# cat /proc/partitions 
major minor  #blocks  name

 253        0    5242880 vda
  11        0    1048575 sr0
   8        0   10485760 sda
   8        1     248832 sda1
   8        2          1 sda2
   8        5   10233856 sda5
 252        0    9183232 dm-0
 252        1    1048576 dm-1

Depending on the system, it may be necessary to reboot the VM for it to discover the new disk.

Discard dm-0 and dm-1.sda is the system disk and is already partitioned. sr0is the virtual CD-ROM. So the just added disk is vda (note that it also matches in size).

Once identified the new disk, the first step is to create a physical lvm volume:

Is very important to identify correctly each disk because the name of the added disk can vary depending on the operating system installed. If you follow this instructions blindly it is possible to make irreversible damage to the VM. The following command is potentially damaging, so take care..
# pvcreate /dev/vda
  Physical volume "/dev/vda" successfully created

Then the just created physical volume is added to the volume group Ubuntu14-vg:

# vgextend Ubuntu14-vg /dev/vda
  Volume group "Ubuntu14-vg" successfully extended

All the free space in the volume group is added to the logical volume:

# lvextend -l +100%FREE /dev/mapper/Ubuntu14--vg-root 
  Extending logical volume root to 13,75 GiB
  Logical volume root successfully resized

Lastly, the filesystem in the logical volume must be resized.
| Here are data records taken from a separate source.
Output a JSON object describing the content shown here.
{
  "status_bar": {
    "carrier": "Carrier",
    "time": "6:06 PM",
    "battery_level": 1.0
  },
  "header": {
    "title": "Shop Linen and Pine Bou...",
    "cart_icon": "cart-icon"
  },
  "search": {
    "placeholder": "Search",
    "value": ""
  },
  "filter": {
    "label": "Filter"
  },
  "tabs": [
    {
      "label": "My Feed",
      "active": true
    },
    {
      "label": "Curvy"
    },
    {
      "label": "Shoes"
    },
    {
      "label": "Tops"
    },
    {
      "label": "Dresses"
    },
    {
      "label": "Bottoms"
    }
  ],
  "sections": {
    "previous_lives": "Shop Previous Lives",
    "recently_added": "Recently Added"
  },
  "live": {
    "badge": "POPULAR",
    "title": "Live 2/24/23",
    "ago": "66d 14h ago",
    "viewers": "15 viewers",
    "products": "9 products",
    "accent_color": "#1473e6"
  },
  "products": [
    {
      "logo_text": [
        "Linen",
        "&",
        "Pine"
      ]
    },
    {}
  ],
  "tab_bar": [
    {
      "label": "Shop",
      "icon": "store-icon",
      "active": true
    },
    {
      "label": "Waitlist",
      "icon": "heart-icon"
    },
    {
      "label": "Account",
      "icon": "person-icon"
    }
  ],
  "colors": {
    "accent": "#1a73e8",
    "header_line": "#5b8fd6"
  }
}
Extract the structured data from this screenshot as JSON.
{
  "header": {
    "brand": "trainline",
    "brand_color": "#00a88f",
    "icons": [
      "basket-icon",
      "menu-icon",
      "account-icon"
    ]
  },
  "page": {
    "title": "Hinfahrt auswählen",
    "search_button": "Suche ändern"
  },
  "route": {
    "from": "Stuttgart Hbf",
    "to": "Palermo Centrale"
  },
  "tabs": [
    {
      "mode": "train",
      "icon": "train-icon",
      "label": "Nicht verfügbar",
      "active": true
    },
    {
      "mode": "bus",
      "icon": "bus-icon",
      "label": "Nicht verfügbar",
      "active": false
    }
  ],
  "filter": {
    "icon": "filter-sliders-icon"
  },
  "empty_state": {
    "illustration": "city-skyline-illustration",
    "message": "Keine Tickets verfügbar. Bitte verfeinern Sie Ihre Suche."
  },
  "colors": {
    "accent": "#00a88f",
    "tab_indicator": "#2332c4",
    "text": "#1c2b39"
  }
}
In our case, it can be done online because ext4 is used:

# resize2fs /dev/mapper/Ubuntu14--vg-root
resize2fs 1.42.9 (4-Feb-2014)
Filesystem at /dev/mapper/Ubuntu14--vg-root is mounted on /; on-line resizing required
old_desc_blocks = 1, new_desc_blocks = 1
The filesystem on /dev/mapper/Ubuntu14--vg-root is now 3605504 blocks long.

Now, the system will have the added space in /:

# df -h /
S.ficheros                    Tamaño Usados  Disp Uso% Montado en
/dev/mapper/Ubuntu14--vg-root    14G   6,3G  6,5G  50% /

This operation can be repeated with different volumes to enlarge even more the partition space.